Social Media is Making us One-sided

In the last fifteen years social media went to practically nonexistent, to being ubiquitous. It is really anybody that does not use them. I know that in the student generation, it is assumed that people have Facebook, and if a person does not have it, it does not exist. Really, I once told another student, that I met in the Japanese culture festival that I don't have a Facebook. She told me that she does not remember to contact anybody that she does not have on Facebook as friends.

There seems to be quite a lot of negative effects of social media. Frequent uses of social media are more lonely. They have a lower attention span. Their skills of ignoring irrelevant data is atrophying.

But today I am going to ignore what the different studies have already found. Instead, I am going to think about what effect does a social media have on the personality type.

A couple of years ago it was still believe that social media attracts mostly introverts. This particular piece of information is no true. Just look around at who is using the social media. They are both introverts and extraverts. I read one study that found our that extraverts use social media more frequently than introverts.

I actually believe that social media in fundamentally an extraverted activity. It is a flux of activity, with constant new information coming in, with no end in sight.

There is a cortical difference between the introverts and extraverts. Introverts are a lot more sensitive to any kind of input and they reach a threshold a lot quicker. That makes them a lot less likely to seek any kind of new experience.

Extraverts are different. They are less sensitive to the input, and they need a lot more of it to reach a threshold. Which is why they seek the new experiences all the time. They are just not simulated enough.

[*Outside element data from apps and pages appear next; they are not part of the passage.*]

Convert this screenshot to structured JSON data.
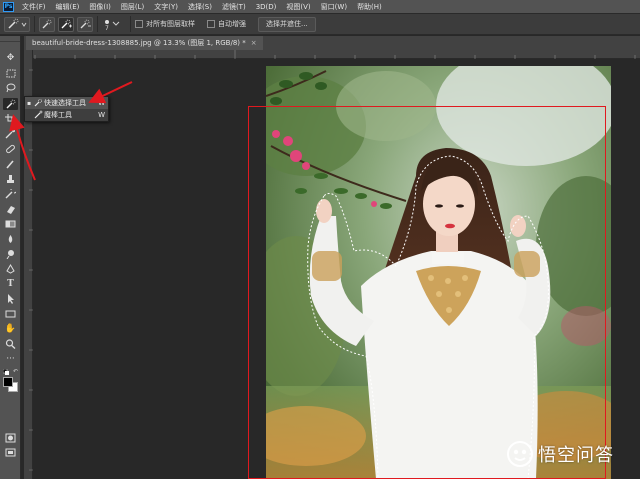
{
  "app": {
    "logo_text": "Ps"
  },
  "menubar": {
    "items": [
      "文件(F)",
      "编辑(E)",
      "图像(I)",
      "图层(L)",
      "文字(Y)",
      "选择(S)",
      "滤镜(T)",
      "3D(D)",
      "视图(V)",
      "窗口(W)",
      "帮助(H)"
    ]
  },
  "options": {
    "brush_size": "7",
    "sample_all_layers_label": "对所有图层取样",
    "auto_enhance_label": "自动增强",
    "select_and_mask_label": "选择并遮住..."
  },
  "document": {
    "tab_title": "beautiful-bride-dress-1308885.jpg @ 13.3% (图层 1, RGB/8) *",
    "close_glyph": "×"
  },
  "flyout": {
    "items": [
      {
        "label": "快速选择工具",
        "shortcut": "W",
        "selected": true
      },
      {
        "label": "魔棒工具",
        "shortcut": "W",
        "selected": false
      }
    ]
  },
  "watermark": {
    "text": "悟空问答"
  },
  "colors": {
    "annotation_red": "#e0191f",
    "ps_blue": "#31a8ff",
    "dress_white": "#f4f4f2"
  }
}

These differences makes the social media much more suited for the extraverts than introverts.

But each of us have both extraverted and introverted functions. We each use all the functions, some more than others. The two most used ones are of both types, one is extraverted and one is introverted.

Being constantly plugged in to the social media constant stream is overusing the extraverted functions in us, and it underuses the introverted functions in us. Before anybody wants to complain that they are not constantly on the social media: There was a study that showed that younger generation spends on average 5 hours per day on the phone. With 24 hours per day, and assuming 8 hours of sleep, that is almost a third of the waking hours.

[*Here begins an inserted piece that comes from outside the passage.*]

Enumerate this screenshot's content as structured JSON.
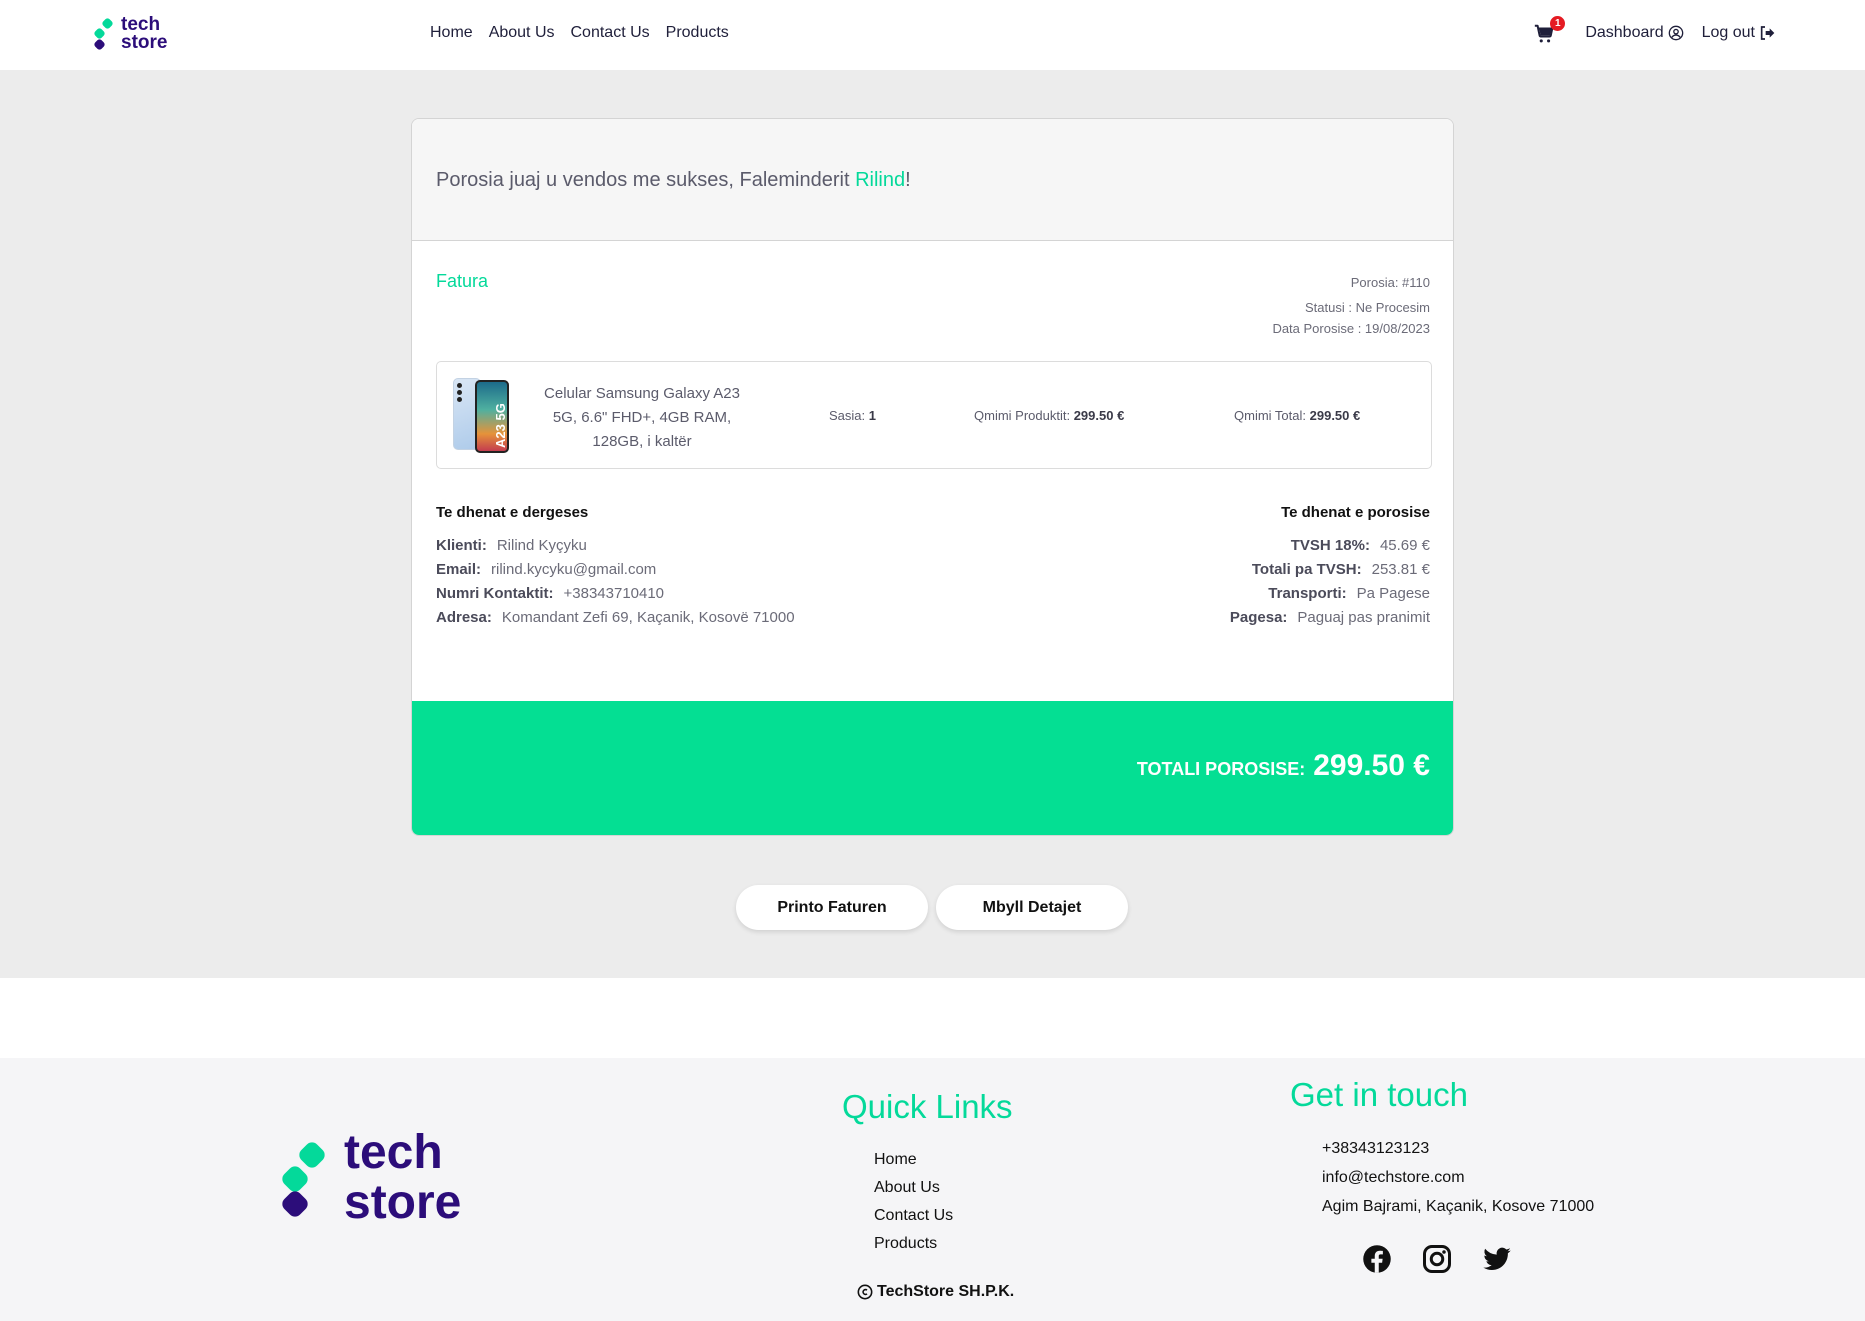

The effect on the introverts is probably going to be seen first. By being plugged in the current matrix, excuse me, social media, they are no practicing their dominant function. Using dominant function is like a staple food. Sure you can survive without it, but it is not going to be healthy.

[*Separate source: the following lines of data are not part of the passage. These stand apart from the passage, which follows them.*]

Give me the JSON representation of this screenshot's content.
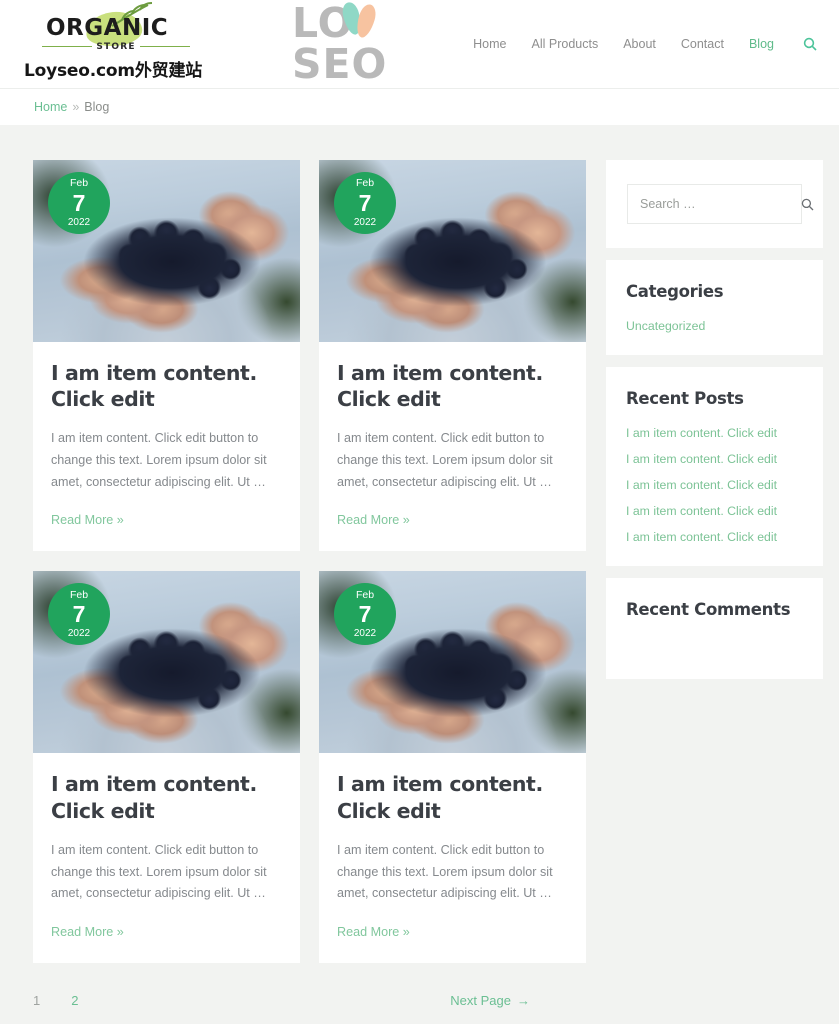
{
  "header": {
    "brand_logo_word": "ORGANIC",
    "brand_logo_store": "STORE",
    "brand_subtitle": "Loyseo.com外贸建站",
    "loyseo_left": "LO",
    "loyseo_right": "SEO",
    "nav": [
      {
        "label": "Home",
        "active": false
      },
      {
        "label": "All Products",
        "active": false
      },
      {
        "label": "About",
        "active": false
      },
      {
        "label": "Contact",
        "active": false
      },
      {
        "label": "Blog",
        "active": true
      }
    ],
    "search_icon": "search-icon"
  },
  "breadcrumb": {
    "home": "Home",
    "separator": "»",
    "current": "Blog"
  },
  "posts": [
    {
      "date": {
        "month": "Feb",
        "day": "7",
        "year": "2022"
      },
      "title": "I am item content. Click edit",
      "excerpt": "I am item content. Click edit button to change this text. Lorem ipsum dolor sit amet, consectetur adipiscing elit. Ut …",
      "read_more": "Read More »"
    },
    {
      "date": {
        "month": "Feb",
        "day": "7",
        "year": "2022"
      },
      "title": "I am item content. Click edit",
      "excerpt": "I am item content. Click edit button to change this text. Lorem ipsum dolor sit amet, consectetur adipiscing elit. Ut …",
      "read_more": "Read More »"
    },
    {
      "date": {
        "month": "Feb",
        "day": "7",
        "year": "2022"
      },
      "title": "I am item content. Click edit",
      "excerpt": "I am item content. Click edit button to change this text. Lorem ipsum dolor sit amet, consectetur adipiscing elit. Ut …",
      "read_more": "Read More »"
    },
    {
      "date": {
        "month": "Feb",
        "day": "7",
        "year": "2022"
      },
      "title": "I am item content. Click edit",
      "excerpt": "I am item content. Click edit button to change this text. Lorem ipsum dolor sit amet, consectetur adipiscing elit. Ut …",
      "read_more": "Read More »"
    }
  ],
  "sidebar": {
    "search": {
      "placeholder": "Search …",
      "value": "",
      "icon": "search-icon"
    },
    "categories": {
      "title": "Categories",
      "items": [
        "Uncategorized"
      ]
    },
    "recent_posts": {
      "title": "Recent Posts",
      "items": [
        "I am item content. Click edit",
        "I am item content. Click edit",
        "I am item content. Click edit",
        "I am item content. Click edit",
        "I am item content. Click edit"
      ]
    },
    "recent_comments": {
      "title": "Recent Comments",
      "items": []
    }
  },
  "pagination": {
    "pages": [
      {
        "label": "1",
        "current": true
      },
      {
        "label": "2",
        "current": false
      }
    ],
    "next_label": "Next Page",
    "next_arrow": "→"
  },
  "colors": {
    "accent_green": "#6bbf93",
    "badge_green": "#21a45d",
    "link_green": "#7cc396",
    "page_bg": "#f2f3f1",
    "heading": "#3b3f45",
    "body_text": "#85898d"
  }
}
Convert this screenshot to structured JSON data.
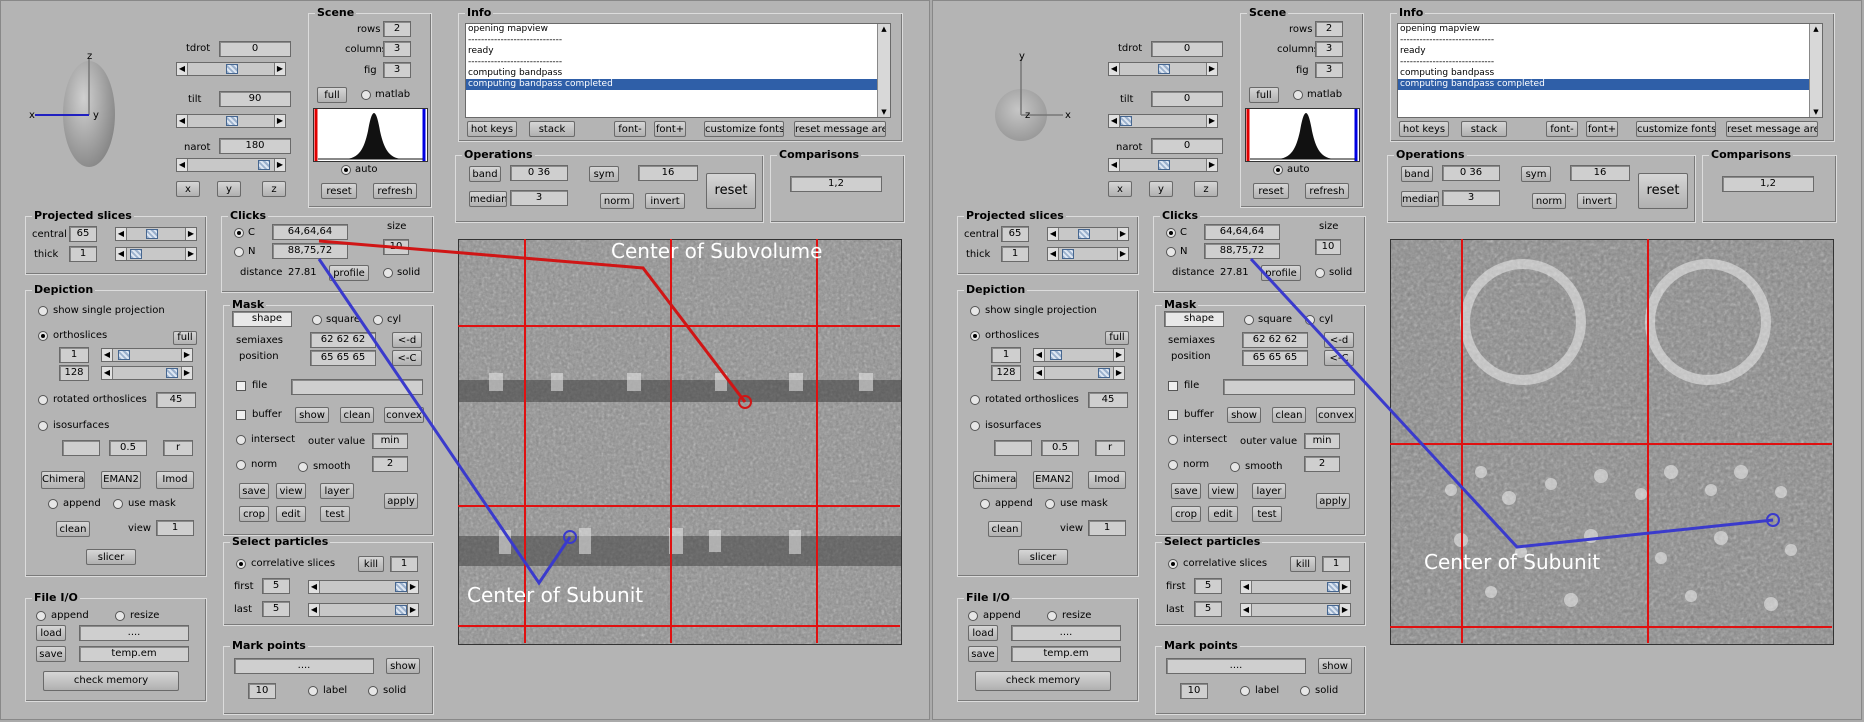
{
  "panels": [
    {
      "axes": {
        "top": "z",
        "left": "x",
        "inner": "y"
      },
      "rotation": {
        "tdrot_label": "tdrot",
        "tdrot_value": "0",
        "tilt_label": "tilt",
        "tilt_value": "90",
        "narot_label": "narot",
        "narot_value": "180",
        "x_btn": "x",
        "y_btn": "y",
        "z_btn": "z"
      },
      "scene": {
        "title": "Scene",
        "rows_label": "rows",
        "rows": "2",
        "columns_label": "columns",
        "columns": "3",
        "fig_label": "fig",
        "fig": "3",
        "full": "full",
        "matlab": "matlab",
        "auto": "auto",
        "reset": "reset",
        "refresh": "refresh"
      },
      "info": {
        "title": "Info",
        "lines": [
          "opening mapview",
          "-----------------------------",
          "ready",
          "-----------------------------",
          "computing bandpass",
          "computing bandpass completed"
        ],
        "buttons": [
          "hot keys",
          "stack",
          "font-",
          "font+",
          "customize fonts",
          "reset message area"
        ]
      },
      "operations": {
        "title": "Operations",
        "band": "band",
        "band_value": "0  36",
        "sym": "sym",
        "sym_value": "16",
        "median": "median",
        "median_value": "3",
        "norm": "norm",
        "invert": "invert",
        "reset": "reset"
      },
      "comparisons": {
        "title": "Comparisons",
        "value": "1,2"
      },
      "projected": {
        "title": "Projected slices",
        "central_label": "central",
        "central": "65",
        "thick_label": "thick",
        "thick": "1"
      },
      "clicks": {
        "title": "Clicks",
        "c_label": "C",
        "c_value": "64,64,64",
        "n_label": "N",
        "n_value": "88,75,72",
        "size_label": "size",
        "size": "10",
        "distance_label": "distance",
        "distance": "27.81",
        "profile": "profile",
        "solid": "solid"
      },
      "depiction": {
        "title": "Depiction",
        "show_single": "show single projection",
        "orthoslices": "orthoslices",
        "full": "full",
        "ortho_a": "1",
        "ortho_b": "128",
        "rotated": "rotated orthoslices",
        "rotated_value": "45",
        "isosurfaces": "isosurfaces",
        "iso_a": "",
        "iso_b": "0.5",
        "iso_r": "r",
        "chimera": "Chimera",
        "eman2": "EMAN2",
        "imod": "Imod",
        "append": "append",
        "use_mask": "use mask",
        "clean": "clean",
        "view_label": "view",
        "view": "1",
        "slicer": "slicer"
      },
      "mask": {
        "title": "Mask",
        "shape": "shape",
        "square": "square",
        "cyl": "cyl",
        "semiaxes_label": "semiaxes",
        "semiaxes": "62  62  62",
        "semi_btn": "<-d",
        "position_label": "position",
        "position": "65  65  65",
        "pos_btn": "<-C",
        "file": "file",
        "buffer": "buffer",
        "show": "show",
        "clean": "clean",
        "convex": "convex",
        "intersect": "intersect",
        "outer_value_label": "outer value",
        "outer_value": "min",
        "norm": "norm",
        "smooth": "smooth",
        "smooth_value": "2",
        "save": "save",
        "view": "view",
        "layer": "layer",
        "crop": "crop",
        "edit": "edit",
        "test": "test",
        "apply": "apply"
      },
      "select": {
        "title": "Select particles",
        "correlative": "correlative slices",
        "kill": "kill",
        "kill_value": "1",
        "first_label": "first",
        "first": "5",
        "last_label": "last",
        "last": "5"
      },
      "fileio": {
        "title": "File I/O",
        "append": "append",
        "resize": "resize",
        "load": "load",
        "load_value": "....",
        "save": "save",
        "save_value": "temp.em",
        "check_memory": "check memory"
      },
      "mark": {
        "title": "Mark points",
        "value": "....",
        "show": "show",
        "count": "10",
        "label": "label",
        "solid": "solid"
      },
      "annotations": {
        "subvolume": "Center of Subvolume",
        "subunit": "Center of Subunit"
      }
    },
    {
      "axes": {
        "top": "y",
        "left": "z",
        "right": "x"
      },
      "rotation": {
        "tdrot_label": "tdrot",
        "tdrot_value": "0",
        "tilt_label": "tilt",
        "tilt_value": "0",
        "narot_label": "narot",
        "narot_value": "0",
        "x_btn": "x",
        "y_btn": "y",
        "z_btn": "z"
      },
      "scene": {
        "title": "Scene",
        "rows_label": "rows",
        "rows": "2",
        "columns_label": "columns",
        "columns": "3",
        "fig_label": "fig",
        "fig": "3",
        "full": "full",
        "matlab": "matlab",
        "auto": "auto",
        "reset": "reset",
        "refresh": "refresh"
      },
      "info": {
        "title": "Info",
        "lines": [
          "opening mapview",
          "-----------------------------",
          "ready",
          "-----------------------------",
          "computing bandpass",
          "computing bandpass completed"
        ],
        "buttons": [
          "hot keys",
          "stack",
          "font-",
          "font+",
          "customize fonts",
          "reset message area"
        ]
      },
      "operations": {
        "title": "Operations",
        "band": "band",
        "band_value": "0  36",
        "sym": "sym",
        "sym_value": "16",
        "median": "median",
        "median_value": "3",
        "norm": "norm",
        "invert": "invert",
        "reset": "reset"
      },
      "comparisons": {
        "title": "Comparisons",
        "value": "1,2"
      },
      "projected": {
        "title": "Projected slices",
        "central_label": "central",
        "central": "65",
        "thick_label": "thick",
        "thick": "1"
      },
      "clicks": {
        "title": "Clicks",
        "c_label": "C",
        "c_value": "64,64,64",
        "n_label": "N",
        "n_value": "88,75,72",
        "size_label": "size",
        "size": "10",
        "distance_label": "distance",
        "distance": "27.81",
        "profile": "profile",
        "solid": "solid"
      },
      "depiction": {
        "title": "Depiction",
        "show_single": "show single projection",
        "orthoslices": "orthoslices",
        "full": "full",
        "ortho_a": "1",
        "ortho_b": "128",
        "rotated": "rotated orthoslices",
        "rotated_value": "45",
        "isosurfaces": "isosurfaces",
        "iso_a": "",
        "iso_b": "0.5",
        "iso_r": "r",
        "chimera": "Chimera",
        "eman2": "EMAN2",
        "imod": "Imod",
        "append": "append",
        "use_mask": "use mask",
        "clean": "clean",
        "view_label": "view",
        "view": "1",
        "slicer": "slicer"
      },
      "mask": {
        "title": "Mask",
        "shape": "shape",
        "square": "square",
        "cyl": "cyl",
        "semiaxes_label": "semiaxes",
        "semiaxes": "62  62  62",
        "semi_btn": "<-d",
        "position_label": "position",
        "position": "65  65  65",
        "pos_btn": "<-C",
        "file": "file",
        "buffer": "buffer",
        "show": "show",
        "clean": "clean",
        "convex": "convex",
        "intersect": "intersect",
        "outer_value_label": "outer value",
        "outer_value": "min",
        "norm": "norm",
        "smooth": "smooth",
        "smooth_value": "2",
        "save": "save",
        "view": "view",
        "layer": "layer",
        "crop": "crop",
        "edit": "edit",
        "test": "test",
        "apply": "apply"
      },
      "select": {
        "title": "Select particles",
        "correlative": "correlative slices",
        "kill": "kill",
        "kill_value": "1",
        "first_label": "first",
        "first": "5",
        "last_label": "last",
        "last": "5"
      },
      "fileio": {
        "title": "File I/O",
        "append": "append",
        "resize": "resize",
        "load": "load",
        "load_value": "....",
        "save": "save",
        "save_value": "temp.em",
        "check_memory": "check memory"
      },
      "mark": {
        "title": "Mark points",
        "value": "....",
        "show": "show",
        "count": "10",
        "label": "label",
        "solid": "solid"
      },
      "annotations": {
        "subunit": "Center of Subunit"
      }
    }
  ],
  "colors": {
    "grid": "#e01010",
    "center_marker": "#d01515",
    "subunit_marker": "#3a3acc",
    "selection": "#2f5fa8"
  }
}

I wonder if it can eventually lead to the atrophy of the dominant function. If it can, it would be like destroying the best tool in the personal arsenal. Or maybe it is such a fundamental part of us, that it simply become dormant.

The extraverts can use their own dominant function to access social media. I imagine that in the sort term, there are not as many drawbacks for using it than for introverts.

But by using only the dominant function these people could be walking into a trap. Having only dominant function differentiated leads, at least according to Jung, to the collectivism. You know, that pesky concept that is behind things like mass consumerism or communism.

By using the social media extraverts are giving up a real opportunity for growth.

On the end, social media is such a one dimensional experience, that there is no way that I can perceive that being constantly connected to it can in any way help us toward being a better human being.